Previously, such observation flights have primarily been monitored over the Black and the Baltic Seas along Russia’s southern and western borders, but this aircraft targeted Russia’s north.
The scout was accompanied by a refueling plane. The total duration of the flight, taking mid-air refueling into consideration, was estimated at 12 hours, seven of which the plane supposedly spent above the water of the Barents Sea in Russia’s north.
It has become yet another reconnaissance flight in a string of recent observations.
On Sunday, military flight tracking websites reported that the USAF’s RC-135V military transport reconnaissance aircraft had approached the coast of the Kaliningrad region in Russia's west.
On May 10, a USAF strategic reconnaissance aircraft also flew along the coast of the Kaliningrad region.
On April 29, a Russian SU-27 flew in dangerous proximity to an American RC-135 over the Baltic Sea. The incident occurred in international airspace and the Russian pilots performed an aerobatic maneuver.
On April 28, it was reported that Russian MiG-31 fighter-interceptor intercepted the reconnaissance plane of a US Navy P-8 Poseidon and accompanied it at a15-meter distance over Kamchatka Peninsula in Russia’s east.
Moscow later explained that the scout was flying towards Russia.

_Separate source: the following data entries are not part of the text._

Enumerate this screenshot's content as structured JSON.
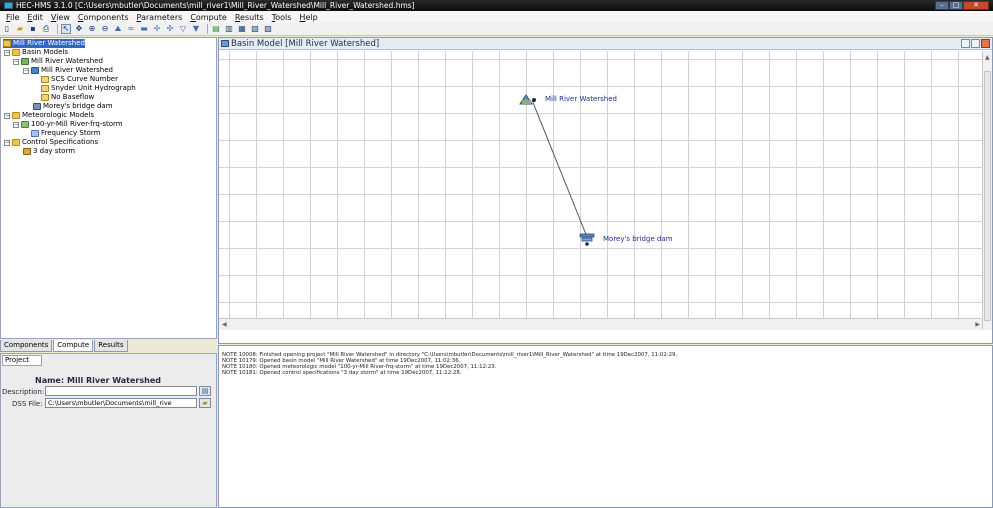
{
  "window": {
    "title": "HEC-HMS 3.1.0 [C:\\Users\\mbutler\\Documents\\mill_river1\\Mill_River_Watershed\\Mill_River_Watershed.hms]"
  },
  "menu": [
    "File",
    "Edit",
    "View",
    "Components",
    "Parameters",
    "Compute",
    "Results",
    "Tools",
    "Help"
  ],
  "toolbar": {
    "buttons": [
      "new-icon",
      "open-icon",
      "save-icon",
      "print-icon",
      "arrow-select-icon",
      "pan-icon",
      "zoom-in-icon",
      "zoom-out-icon",
      "subbasin-tool-icon",
      "reach-tool-icon",
      "reservoir-tool-icon",
      "junction-tool-icon",
      "diversion-tool-icon",
      "source-tool-icon",
      "sink-tool-icon",
      "compute-icon",
      "results-graph-icon",
      "results-table-icon",
      "summary-icon",
      "print-results-icon"
    ]
  },
  "tree": {
    "root": "Mill River Watershed",
    "basin_models": "Basin Models",
    "basin_model": "Mill River Watershed",
    "subbasin": "Mill River Watershed",
    "loss": "SCS Curve Number",
    "transform": "Snyder Unit Hydrograph",
    "baseflow": "No Baseflow",
    "reservoir": "Morey's bridge dam",
    "met_models": "Meteorologic Models",
    "met_model": "100-yr-Mill River-frq-storm",
    "precip": "Frequency Storm",
    "control_specs": "Control Specifications",
    "control": "3 day storm"
  },
  "tabs": [
    "Components",
    "Compute",
    "Results"
  ],
  "properties": {
    "tab": "Project",
    "name_label": "Name:",
    "name_value": "Mill River Watershed",
    "description_label": "Description:",
    "description_value": "",
    "dss_label": "DSS File:",
    "dss_value": "C:\\Users\\mbutler\\Documents\\mill_rive"
  },
  "basin": {
    "title": "Basin Model [Mill River Watershed]",
    "elements": [
      {
        "name": "Mill River Watershed",
        "icon": "subbasin-icon"
      },
      {
        "name": "Morey's bridge dam",
        "icon": "reservoir-icon"
      }
    ]
  },
  "log": [
    "NOTE 10008:  Finished opening project \"Mill River Watershed\" in directory \"C:\\Users\\mbutler\\Documents\\mill_river1\\Mill_River_Watershed\" at time 19Dec2007, 11:02:29.",
    "NOTE 10179:  Opened basin model \"Mill River Watershed\" at time 19Dec2007, 11:02:36.",
    "NOTE 10180:  Opened meteorologic model \"100-yr-Mill River-frq-storm\" at time 19Dec2007, 11:12:23.",
    "NOTE 10181:  Opened control specifications \"3 day storm\" at time 19Dec2007, 11:12:28."
  ]
}
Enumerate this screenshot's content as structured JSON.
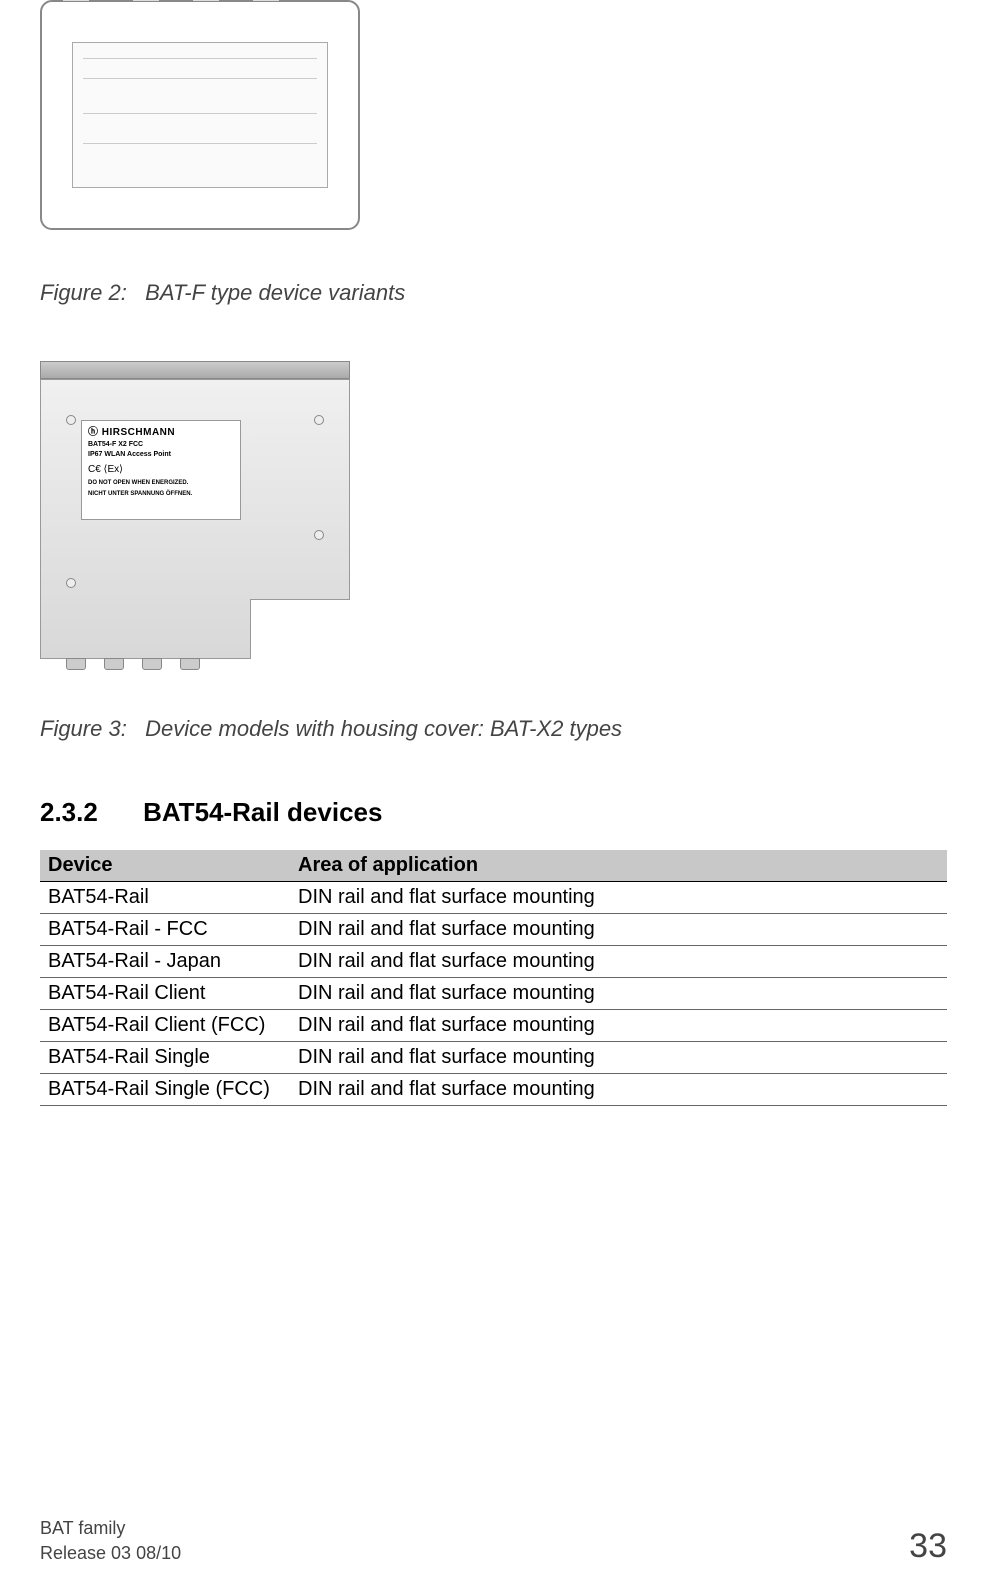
{
  "figure2": {
    "caption_prefix": "Figure 2:",
    "caption_text": "BAT-F type device variants"
  },
  "figure3": {
    "caption_prefix": "Figure 3:",
    "caption_text": "Device models with housing cover: BAT-X2 types",
    "label": {
      "brand": "HIRSCHMANN",
      "model_line1": "BAT54-F X2 FCC",
      "model_line2": "IP67 WLAN Access Point",
      "warning_line1": "DO NOT OPEN WHEN ENERGIZED.",
      "warning_line2": "NICHT UNTER SPANNUNG ÖFFNEN."
    }
  },
  "section": {
    "number": "2.3.2",
    "title": "BAT54-Rail devices"
  },
  "table": {
    "headers": {
      "col1": "Device",
      "col2": "Area of application"
    },
    "rows": [
      {
        "device": "BAT54-Rail",
        "area": "DIN rail and flat surface mounting"
      },
      {
        "device": "BAT54-Rail - FCC",
        "area": "DIN rail and flat surface mounting"
      },
      {
        "device": "BAT54-Rail - Japan",
        "area": "DIN rail and flat surface mounting"
      },
      {
        "device": "BAT54-Rail Client",
        "area": "DIN rail and flat surface mounting"
      },
      {
        "device": "BAT54-Rail Client (FCC)",
        "area": "DIN rail and flat surface mounting"
      },
      {
        "device": "BAT54-Rail Single",
        "area": "DIN rail and flat surface mounting"
      },
      {
        "device": "BAT54-Rail Single (FCC)",
        "area": "DIN rail and flat surface mounting"
      }
    ]
  },
  "footer": {
    "line1": "BAT family",
    "line2": "Release  03  08/10",
    "page": "33"
  }
}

“I don’t think they flew there (over the Barents Sea) for the first time,” Russian military expert Viktor Litovkin told Russian news website Vzglyad.
“We have lately started paying more attention to it, writing more about such incidents after our fighters started intercepting these scouts,” he explained.
On the whole, the expert says he does not regard such moves as something dangerous:
“Well, if they want to demonstrate their power, let them, let them spend their fuel, so to speak,” he said.
The expert said that the military “competition” between the two countries has always been in place, however nowadays it is becoming more of a public matter.
With regards to the surveillance in Russia’s north, Litovkin said that the Norwegian intelligence vessel Marjata is regularly monitoring Russia’s activity at its northern combat training ranges in the Barents Sea and NATO submarines are also present in the area, so the recent flight might also be “something of the kind.”
“In the nearest future, the battle for the Arctic will come into focus,” he said.
“The fact that they gently sting us in our “underbelly” in our West, in Ukraine – it’s not the worst of it,” he added.
“This does not mean that the main blow will come from there. They are just pulling our resources over there with the sole purpose of eventually getting into an open confrontation in the Northern region,” he said.
Perendzhiev also voiced the official position of the Russian Defense Ministry:
“if you do not want to be intercepted, do not fly close to Russia’s borders, or at least switch on the transponder so that we don’t send out fighters every time to intercept an unidentified and potentially dangerous objects.”